"And you create new music because you have force to create new music, you know, if you're a musician you know you're forever creating, using that side of the brain or the other type of musician is forever reading music and being part of a large ensemble or studio situation, but for guys, rock'n'roll is very, very spiritual and it touches its fans that way and I think that's why, over and over again, you have the cycle of rock'n'roll in particular, I mean, you know you have a little bit of a rockabilly revival, which is a blues based music, and we always have the blues, the blues is going nowhere, it's never leaving, then we have popular music, popular music comes and goes in certain terms of what is popular at the time.
"A lot of it has to do with the state of the collective, you know, psychosis that goes on in the whole world, you know. The world is depressed people look for an escape, if the world is rich and doing tons of cocaine, well then they like party happy music, you know, it's all connected, and its connected very deeply and I think a lot of people really realise that when they get older, how like in their teens and in their early 20s, you know music that they heard then associates with different times and emotions in their life and as people become more mortal and older, they tend to like start leaning back, further and further into that music that was developing time and their emotions, so, LA Guns is certainly one of those bands who touched a lot of people in a four to five year period, and as much as we're coming back around, they're coming back around and that's what's making this really exciting for us, it's actually very unexpected, but it's proving itself."
Great. And finally, do you see your personal style causing a ripple effect in the pool of rock'n'roll.
"Yeah, I mean, especially being outside of LA Guns for sort of like fifteen years, always questioning, like, why do people like that so much? Why do people like that so much? My style, my popular style is a style in which I play guitar when Phil Lewis is singing. That's when it's something special, that's when it's not basic, that's when it's not common, and those are the elements, you know, that's why we're doing this, you know, because, that's where it's at for me personally and that's where it's at for Phil personally.
"I would like liken it a lot I guess to Ian Astbury and Billy Duffy, certain things they do and they shine best when they do that together. It's just a realisation, that's definitely my style, playing guitar with Phil Lewis singing.
Is there any message you'd like to put out to your audience here?
"Keep it cool man, keep it cool."
Catch LA Guns on tour in the UK here:
13th March: The Brook, Southampton
14th March: The Waterfront, Norwich
15th March: The Tivoli, Buckley

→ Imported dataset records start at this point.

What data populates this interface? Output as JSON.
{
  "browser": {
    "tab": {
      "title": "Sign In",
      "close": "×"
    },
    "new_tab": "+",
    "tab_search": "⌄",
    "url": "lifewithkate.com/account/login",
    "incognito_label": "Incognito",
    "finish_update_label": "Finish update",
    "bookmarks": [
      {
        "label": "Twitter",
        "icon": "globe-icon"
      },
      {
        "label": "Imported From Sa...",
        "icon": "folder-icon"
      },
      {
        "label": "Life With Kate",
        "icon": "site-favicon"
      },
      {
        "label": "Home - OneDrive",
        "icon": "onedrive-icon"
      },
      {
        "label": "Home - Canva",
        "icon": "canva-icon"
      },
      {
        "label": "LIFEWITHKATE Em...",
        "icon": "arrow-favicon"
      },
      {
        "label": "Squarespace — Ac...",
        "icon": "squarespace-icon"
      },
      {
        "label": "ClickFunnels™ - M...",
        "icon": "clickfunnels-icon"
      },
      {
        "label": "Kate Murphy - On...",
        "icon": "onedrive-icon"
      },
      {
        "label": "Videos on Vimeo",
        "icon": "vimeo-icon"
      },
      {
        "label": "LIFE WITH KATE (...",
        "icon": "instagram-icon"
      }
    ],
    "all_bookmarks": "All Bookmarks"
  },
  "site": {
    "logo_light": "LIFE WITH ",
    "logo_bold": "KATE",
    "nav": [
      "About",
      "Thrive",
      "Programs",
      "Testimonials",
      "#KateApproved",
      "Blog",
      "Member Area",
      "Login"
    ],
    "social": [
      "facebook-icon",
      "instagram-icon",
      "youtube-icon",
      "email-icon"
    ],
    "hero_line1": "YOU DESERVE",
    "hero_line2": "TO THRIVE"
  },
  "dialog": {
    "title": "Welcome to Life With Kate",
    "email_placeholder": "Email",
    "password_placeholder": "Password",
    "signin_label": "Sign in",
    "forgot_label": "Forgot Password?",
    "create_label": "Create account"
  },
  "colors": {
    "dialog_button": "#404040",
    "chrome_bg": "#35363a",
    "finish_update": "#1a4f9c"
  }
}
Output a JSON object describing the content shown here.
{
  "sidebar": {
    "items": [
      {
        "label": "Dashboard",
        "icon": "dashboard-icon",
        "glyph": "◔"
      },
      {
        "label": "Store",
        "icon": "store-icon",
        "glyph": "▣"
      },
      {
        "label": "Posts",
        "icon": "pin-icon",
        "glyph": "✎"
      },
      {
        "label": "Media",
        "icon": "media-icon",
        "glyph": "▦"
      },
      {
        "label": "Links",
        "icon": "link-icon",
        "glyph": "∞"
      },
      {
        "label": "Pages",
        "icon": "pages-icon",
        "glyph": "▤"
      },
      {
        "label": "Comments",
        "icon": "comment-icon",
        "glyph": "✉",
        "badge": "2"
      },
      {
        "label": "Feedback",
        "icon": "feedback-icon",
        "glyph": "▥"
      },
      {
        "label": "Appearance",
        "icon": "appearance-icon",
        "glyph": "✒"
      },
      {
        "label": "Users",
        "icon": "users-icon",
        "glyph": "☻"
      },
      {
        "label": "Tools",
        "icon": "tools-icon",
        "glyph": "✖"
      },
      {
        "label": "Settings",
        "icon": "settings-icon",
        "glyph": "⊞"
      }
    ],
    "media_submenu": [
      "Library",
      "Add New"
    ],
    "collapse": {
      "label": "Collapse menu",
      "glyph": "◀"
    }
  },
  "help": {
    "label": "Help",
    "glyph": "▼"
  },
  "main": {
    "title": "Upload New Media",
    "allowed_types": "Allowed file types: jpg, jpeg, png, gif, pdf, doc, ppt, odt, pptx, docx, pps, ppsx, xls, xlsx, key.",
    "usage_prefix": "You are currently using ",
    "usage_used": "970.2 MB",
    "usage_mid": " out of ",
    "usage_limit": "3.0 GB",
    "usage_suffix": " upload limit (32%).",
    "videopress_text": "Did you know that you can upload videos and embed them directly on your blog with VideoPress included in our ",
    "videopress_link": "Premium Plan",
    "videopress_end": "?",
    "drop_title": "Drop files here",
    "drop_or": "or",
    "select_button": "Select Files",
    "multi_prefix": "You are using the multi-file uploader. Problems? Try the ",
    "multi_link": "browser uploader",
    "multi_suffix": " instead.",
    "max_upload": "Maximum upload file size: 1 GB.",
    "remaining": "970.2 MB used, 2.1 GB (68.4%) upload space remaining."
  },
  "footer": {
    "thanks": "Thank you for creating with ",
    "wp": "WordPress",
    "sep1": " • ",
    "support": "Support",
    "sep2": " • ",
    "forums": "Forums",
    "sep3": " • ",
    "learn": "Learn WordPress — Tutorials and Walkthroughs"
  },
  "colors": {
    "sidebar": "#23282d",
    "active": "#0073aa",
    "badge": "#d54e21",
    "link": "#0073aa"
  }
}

17th March: Bierkeller, Bristol
18th March: Civic Hall, Wolverhampton
19th March: Live Rooms, Chester
21st March: The Assembly, Aberdeen
22nd March: 02 Academy, Sheffield
24th March: 02 ABC, Glasgow
25th March: 02 Academy Islington, London